By Molly Hennessy-Fiske
Los Angeles Times (MCT)
---- — HOUSTON — About 4 percent of female service members experience some form of sexual assault each year compared to 1 percent of male service members, according to information gathered for a report discussed yesterday by the U.S. Commission on Civil Rights.
In fiscal year 2011, the Armed Services completed 2,353 investigations of reported sexual assaults, a “small fraction” of the total estimated sexual assaults, according to the report, which is still being compiled.
Of those cases investigated, fewer than a quarter, or about 489, were referred to court-martial, according to the report, and for those convicted of sexual assault, 78 percent served time in prison.
As part of their work, the commission also gathered testimony yesterday amid a widening sex scandal at a Central Texas Air Force base that has prompted congressional hearings later this month.
Philip D. Cave, a Washington-based military lawyer and retired Navy commander, testified that he’s seen military sexual assault cases where commanders have refused to assist the defense because they feared they would be punished.
“You lead to this lack of trust in the system,” Cave said.
Nancy Parrish, president of the Burlingame, Calif.-based victim advocacy group Protect Our Defenders, told the panel that between 2010 and 2011, commander-initiated action on sexual assault decreased by 23 percent.
“Victims will tell you there has been command influence, undue command influence when they come forward to report,” Parrish said. “They, the victims, are investigated. They are put in psych wards, on psychotropic drugs and investigated other than for the sexual assault.”
Parrish called for an audit, noting that sexual assaults are believed to far exceed official reports.
“That’s why we’re here today, because unpunished sexual assault in the military is an epidemic,” she said.
Maj. Gen. Gary Patton, director of the Sexual Assault Prevention and Response Office, testified that military officials are attempting to address the problem, but that the recently reported numbers of sexual assaults were “unacceptable.”
“Sexual assault is a crime and has no place in the United States military. It is a violation of everything that we stand for and it is an affront to the values we defend,” Patton said, also noting that, “significant underreporting” of sexual assaults “prevents victims from receiving care and prevents us from holding offenders appropriately accountable.”
After yesterday’s briefing, the commission will accept public comments for about a month for the final report, which is expected next fall.
Military sexual assaults sparked public outcry last year after a scandal erupted at the Air Force’s training center at Joint Base San Antonio-Lackland. Parrish and other victims advocates as well as 78 members of Congress demanded hearings on Lackland, as did 15,000 people who signed an online petition.
So far, 30 instructors at the base have come under investigation for improper relationships with 56 victims, according to Lackland spokesman Brent Boller.
Later this month, the House Armed Services Committee is expected to hold hearings on the Lackland sexual assaults.

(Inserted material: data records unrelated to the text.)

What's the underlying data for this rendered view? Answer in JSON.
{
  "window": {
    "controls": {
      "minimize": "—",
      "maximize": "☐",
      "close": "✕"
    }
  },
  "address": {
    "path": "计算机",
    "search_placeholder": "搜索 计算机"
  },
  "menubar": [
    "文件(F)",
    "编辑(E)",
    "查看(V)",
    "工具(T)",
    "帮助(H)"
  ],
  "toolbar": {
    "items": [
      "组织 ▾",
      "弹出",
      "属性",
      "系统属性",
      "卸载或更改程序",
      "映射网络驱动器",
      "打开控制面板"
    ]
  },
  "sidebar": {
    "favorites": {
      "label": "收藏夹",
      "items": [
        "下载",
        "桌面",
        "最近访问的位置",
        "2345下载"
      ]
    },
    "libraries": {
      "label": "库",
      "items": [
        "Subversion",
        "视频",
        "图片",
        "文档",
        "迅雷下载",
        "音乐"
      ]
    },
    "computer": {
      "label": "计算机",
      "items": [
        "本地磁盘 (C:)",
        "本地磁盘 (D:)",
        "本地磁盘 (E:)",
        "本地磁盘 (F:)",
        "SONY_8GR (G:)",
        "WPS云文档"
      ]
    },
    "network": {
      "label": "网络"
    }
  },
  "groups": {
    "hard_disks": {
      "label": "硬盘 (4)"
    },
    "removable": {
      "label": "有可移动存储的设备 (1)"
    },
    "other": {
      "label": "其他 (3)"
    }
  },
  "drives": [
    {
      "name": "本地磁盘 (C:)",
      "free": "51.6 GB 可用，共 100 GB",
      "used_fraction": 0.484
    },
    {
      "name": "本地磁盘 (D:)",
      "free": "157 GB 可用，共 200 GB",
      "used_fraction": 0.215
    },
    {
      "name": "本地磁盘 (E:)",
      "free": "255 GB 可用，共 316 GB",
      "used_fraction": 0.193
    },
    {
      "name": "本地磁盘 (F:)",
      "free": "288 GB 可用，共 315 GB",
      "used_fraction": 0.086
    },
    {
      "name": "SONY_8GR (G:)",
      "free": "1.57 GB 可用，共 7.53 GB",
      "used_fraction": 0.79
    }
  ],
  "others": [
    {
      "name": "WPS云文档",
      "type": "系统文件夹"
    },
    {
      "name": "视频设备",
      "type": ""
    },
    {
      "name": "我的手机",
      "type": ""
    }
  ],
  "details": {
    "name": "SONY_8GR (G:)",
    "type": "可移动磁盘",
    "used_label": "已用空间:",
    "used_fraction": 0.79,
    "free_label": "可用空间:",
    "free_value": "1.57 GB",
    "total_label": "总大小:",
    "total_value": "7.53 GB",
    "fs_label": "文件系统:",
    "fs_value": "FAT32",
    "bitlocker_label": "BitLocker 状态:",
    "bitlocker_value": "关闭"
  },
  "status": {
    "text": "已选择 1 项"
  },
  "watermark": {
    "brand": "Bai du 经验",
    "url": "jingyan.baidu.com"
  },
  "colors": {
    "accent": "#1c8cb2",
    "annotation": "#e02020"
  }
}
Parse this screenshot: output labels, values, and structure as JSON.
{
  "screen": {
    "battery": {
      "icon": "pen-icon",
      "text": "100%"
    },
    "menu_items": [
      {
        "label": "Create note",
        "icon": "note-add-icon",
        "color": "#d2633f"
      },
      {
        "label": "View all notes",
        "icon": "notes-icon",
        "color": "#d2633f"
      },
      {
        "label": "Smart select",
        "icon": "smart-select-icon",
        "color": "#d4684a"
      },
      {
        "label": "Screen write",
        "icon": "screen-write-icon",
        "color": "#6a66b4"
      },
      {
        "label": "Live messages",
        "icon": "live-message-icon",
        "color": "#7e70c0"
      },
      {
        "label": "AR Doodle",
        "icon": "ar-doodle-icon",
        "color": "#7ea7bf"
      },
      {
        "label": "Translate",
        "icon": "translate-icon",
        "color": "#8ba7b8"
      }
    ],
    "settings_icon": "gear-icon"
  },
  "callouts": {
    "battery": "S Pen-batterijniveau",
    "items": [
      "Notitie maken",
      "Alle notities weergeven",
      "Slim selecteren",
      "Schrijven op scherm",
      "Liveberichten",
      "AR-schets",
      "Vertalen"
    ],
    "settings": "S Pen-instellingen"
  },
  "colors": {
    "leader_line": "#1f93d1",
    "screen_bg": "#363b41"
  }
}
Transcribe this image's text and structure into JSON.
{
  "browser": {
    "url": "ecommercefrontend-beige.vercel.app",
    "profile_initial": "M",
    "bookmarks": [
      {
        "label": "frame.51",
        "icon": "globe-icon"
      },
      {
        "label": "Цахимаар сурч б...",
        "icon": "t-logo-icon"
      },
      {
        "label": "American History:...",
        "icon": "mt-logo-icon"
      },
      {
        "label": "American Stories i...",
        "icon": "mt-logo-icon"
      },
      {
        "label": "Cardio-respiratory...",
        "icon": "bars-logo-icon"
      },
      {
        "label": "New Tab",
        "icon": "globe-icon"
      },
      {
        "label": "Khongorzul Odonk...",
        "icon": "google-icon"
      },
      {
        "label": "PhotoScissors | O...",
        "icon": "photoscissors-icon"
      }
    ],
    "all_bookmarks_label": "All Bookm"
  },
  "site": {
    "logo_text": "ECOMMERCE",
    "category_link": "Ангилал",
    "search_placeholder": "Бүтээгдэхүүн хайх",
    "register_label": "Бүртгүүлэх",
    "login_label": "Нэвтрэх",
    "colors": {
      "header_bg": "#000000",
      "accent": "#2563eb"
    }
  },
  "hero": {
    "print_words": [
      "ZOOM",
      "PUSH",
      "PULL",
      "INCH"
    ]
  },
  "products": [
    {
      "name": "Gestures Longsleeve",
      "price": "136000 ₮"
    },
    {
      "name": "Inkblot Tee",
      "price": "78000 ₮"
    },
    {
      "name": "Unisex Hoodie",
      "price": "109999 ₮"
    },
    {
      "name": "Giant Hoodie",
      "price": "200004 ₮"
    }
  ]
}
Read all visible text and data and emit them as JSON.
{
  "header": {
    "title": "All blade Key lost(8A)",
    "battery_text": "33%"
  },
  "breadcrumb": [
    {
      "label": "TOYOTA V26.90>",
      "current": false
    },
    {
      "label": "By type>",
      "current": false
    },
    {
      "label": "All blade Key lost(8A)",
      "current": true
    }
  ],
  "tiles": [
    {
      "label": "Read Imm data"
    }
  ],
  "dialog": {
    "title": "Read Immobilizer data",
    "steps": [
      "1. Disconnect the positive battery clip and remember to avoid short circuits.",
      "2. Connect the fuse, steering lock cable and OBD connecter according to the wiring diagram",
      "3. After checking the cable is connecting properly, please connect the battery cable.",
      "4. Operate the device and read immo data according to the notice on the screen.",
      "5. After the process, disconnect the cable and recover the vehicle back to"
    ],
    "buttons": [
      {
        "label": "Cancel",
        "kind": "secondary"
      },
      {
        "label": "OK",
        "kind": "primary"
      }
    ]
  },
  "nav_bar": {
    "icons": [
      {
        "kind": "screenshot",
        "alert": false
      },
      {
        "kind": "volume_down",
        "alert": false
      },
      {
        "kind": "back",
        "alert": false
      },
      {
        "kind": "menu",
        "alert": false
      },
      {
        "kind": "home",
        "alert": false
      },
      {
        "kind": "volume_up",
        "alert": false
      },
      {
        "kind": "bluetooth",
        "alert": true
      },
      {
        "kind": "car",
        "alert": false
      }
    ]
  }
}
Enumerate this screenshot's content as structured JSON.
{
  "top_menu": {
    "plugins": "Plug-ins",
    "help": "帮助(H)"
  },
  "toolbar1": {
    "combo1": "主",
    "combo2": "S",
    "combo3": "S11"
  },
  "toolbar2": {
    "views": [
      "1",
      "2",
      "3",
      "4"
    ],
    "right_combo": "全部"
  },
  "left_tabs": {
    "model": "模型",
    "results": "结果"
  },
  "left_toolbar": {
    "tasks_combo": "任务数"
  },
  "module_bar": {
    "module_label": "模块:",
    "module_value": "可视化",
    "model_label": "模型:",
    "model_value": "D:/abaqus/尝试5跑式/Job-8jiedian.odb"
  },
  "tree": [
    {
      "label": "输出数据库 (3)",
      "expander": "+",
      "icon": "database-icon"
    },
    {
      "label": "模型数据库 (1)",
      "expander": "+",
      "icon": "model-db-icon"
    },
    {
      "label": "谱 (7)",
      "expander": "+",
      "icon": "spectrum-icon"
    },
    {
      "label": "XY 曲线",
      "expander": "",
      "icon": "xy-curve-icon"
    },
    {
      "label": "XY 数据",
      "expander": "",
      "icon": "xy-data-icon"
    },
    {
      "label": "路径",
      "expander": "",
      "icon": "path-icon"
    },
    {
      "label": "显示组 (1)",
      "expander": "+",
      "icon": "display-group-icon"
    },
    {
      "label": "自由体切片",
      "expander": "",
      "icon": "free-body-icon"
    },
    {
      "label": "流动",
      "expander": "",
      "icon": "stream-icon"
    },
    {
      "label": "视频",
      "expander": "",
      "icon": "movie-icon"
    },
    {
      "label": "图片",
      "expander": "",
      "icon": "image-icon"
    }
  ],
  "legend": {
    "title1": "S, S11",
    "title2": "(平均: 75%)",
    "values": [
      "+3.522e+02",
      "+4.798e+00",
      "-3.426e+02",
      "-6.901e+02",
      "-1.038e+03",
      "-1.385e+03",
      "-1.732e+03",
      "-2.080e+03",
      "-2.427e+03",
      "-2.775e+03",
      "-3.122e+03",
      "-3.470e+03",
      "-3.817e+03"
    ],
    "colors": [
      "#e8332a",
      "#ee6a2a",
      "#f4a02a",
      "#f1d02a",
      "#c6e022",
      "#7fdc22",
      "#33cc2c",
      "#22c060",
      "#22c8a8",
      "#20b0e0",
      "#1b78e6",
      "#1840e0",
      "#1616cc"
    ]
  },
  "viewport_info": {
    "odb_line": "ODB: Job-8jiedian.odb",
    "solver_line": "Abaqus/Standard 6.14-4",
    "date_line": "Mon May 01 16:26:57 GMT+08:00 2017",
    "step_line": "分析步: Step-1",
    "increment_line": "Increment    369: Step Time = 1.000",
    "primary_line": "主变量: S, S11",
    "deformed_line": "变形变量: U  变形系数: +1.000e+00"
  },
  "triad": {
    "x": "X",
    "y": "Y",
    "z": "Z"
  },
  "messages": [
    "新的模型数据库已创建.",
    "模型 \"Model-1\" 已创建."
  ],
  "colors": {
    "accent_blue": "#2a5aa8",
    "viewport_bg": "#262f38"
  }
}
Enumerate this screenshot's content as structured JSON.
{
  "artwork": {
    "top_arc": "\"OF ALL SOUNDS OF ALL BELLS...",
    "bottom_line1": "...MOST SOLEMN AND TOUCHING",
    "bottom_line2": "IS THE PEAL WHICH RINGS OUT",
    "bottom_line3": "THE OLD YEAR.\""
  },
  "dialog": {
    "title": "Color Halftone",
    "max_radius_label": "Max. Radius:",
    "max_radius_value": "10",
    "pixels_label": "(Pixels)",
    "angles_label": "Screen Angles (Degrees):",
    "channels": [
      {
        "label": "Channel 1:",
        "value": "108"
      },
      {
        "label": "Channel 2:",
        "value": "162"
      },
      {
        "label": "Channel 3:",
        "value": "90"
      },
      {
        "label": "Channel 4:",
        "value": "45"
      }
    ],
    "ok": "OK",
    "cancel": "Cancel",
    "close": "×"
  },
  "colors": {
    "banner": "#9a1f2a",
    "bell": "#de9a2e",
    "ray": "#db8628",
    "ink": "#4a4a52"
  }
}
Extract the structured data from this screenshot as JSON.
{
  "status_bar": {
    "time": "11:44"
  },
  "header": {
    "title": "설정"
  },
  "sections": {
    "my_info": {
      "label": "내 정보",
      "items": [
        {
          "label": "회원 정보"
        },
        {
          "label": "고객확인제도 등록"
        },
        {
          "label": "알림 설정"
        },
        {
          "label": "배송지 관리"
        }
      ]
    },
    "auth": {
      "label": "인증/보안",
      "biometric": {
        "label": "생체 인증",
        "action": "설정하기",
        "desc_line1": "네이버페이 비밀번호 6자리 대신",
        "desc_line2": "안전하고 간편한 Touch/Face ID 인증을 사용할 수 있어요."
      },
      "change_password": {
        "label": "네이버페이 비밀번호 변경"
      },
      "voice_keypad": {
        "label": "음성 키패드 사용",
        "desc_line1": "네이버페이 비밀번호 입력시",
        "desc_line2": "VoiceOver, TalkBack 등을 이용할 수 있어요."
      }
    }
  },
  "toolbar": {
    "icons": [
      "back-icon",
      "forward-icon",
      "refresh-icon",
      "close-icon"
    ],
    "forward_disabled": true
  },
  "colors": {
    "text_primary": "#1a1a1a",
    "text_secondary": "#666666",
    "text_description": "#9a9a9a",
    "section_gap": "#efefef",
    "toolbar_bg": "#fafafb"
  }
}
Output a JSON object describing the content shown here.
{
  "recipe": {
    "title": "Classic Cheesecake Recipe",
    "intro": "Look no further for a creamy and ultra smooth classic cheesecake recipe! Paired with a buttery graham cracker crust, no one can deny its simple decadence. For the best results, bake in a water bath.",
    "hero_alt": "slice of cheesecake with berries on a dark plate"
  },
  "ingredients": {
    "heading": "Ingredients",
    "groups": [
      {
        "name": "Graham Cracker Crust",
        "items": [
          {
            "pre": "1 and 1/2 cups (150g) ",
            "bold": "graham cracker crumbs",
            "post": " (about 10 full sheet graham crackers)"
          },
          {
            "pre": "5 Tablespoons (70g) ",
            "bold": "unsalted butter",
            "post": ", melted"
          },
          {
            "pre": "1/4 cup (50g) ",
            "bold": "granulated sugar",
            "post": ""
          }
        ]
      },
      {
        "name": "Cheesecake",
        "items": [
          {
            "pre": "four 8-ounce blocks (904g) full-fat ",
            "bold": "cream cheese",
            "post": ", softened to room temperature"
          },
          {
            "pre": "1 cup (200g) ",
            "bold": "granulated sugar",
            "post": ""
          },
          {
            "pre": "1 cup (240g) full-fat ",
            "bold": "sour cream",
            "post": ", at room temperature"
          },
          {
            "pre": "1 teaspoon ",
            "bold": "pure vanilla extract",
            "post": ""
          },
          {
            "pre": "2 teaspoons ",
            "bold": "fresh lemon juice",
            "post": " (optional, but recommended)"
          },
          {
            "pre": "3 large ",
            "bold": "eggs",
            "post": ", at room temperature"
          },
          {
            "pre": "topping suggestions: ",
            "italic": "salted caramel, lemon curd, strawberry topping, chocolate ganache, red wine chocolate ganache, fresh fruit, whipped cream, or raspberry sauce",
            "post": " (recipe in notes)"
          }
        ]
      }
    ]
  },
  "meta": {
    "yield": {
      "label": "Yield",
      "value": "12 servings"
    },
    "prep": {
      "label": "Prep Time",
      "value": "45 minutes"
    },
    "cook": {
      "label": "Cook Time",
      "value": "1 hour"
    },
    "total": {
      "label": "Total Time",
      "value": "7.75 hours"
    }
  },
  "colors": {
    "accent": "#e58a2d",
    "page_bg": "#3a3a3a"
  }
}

On Friday in Texas, a Lackland military judge concluded preliminary hearings to decide whether Air Force Tech. Sgt. Jaime Rodriguez will be court-martialed on charges of rape, forcible sodomy and pursing illicit relationships with 18 women, Boller said. If convicted, the Houston recruiter assigned to Lackland could face a life sentence.
Ten others are headed to court at Lackland, including Master Sgt. Jamey Crawford, who waived an evidentiary hearing this week, and faces up to 22 years in prison is convicted on charges sodomy, adultery and giving a false official statement, Boller said.
Last week, Staff Sgt. Christopher Jackson, 29, became the sixth basic training instructor convicted of sexual misconduct since April. Jackson received 100 days in jail, 30 days’ hard labor and was demoted to airman first class, Boller said, but was allowed to remain in the Air Force.
A dozen more airmen are still under investigation at Lackland, Boller said.
Advocates hope the congressional hearings later this month and the commission report will result in more prosecutions and a reduction of sexual assaults within the ranks.
“The deference and patience Congress has shown the Pentagon in regard to ending this crisis has come at a great cost to service members who are victims of rape, assault and harassment within our military,” Parrish said.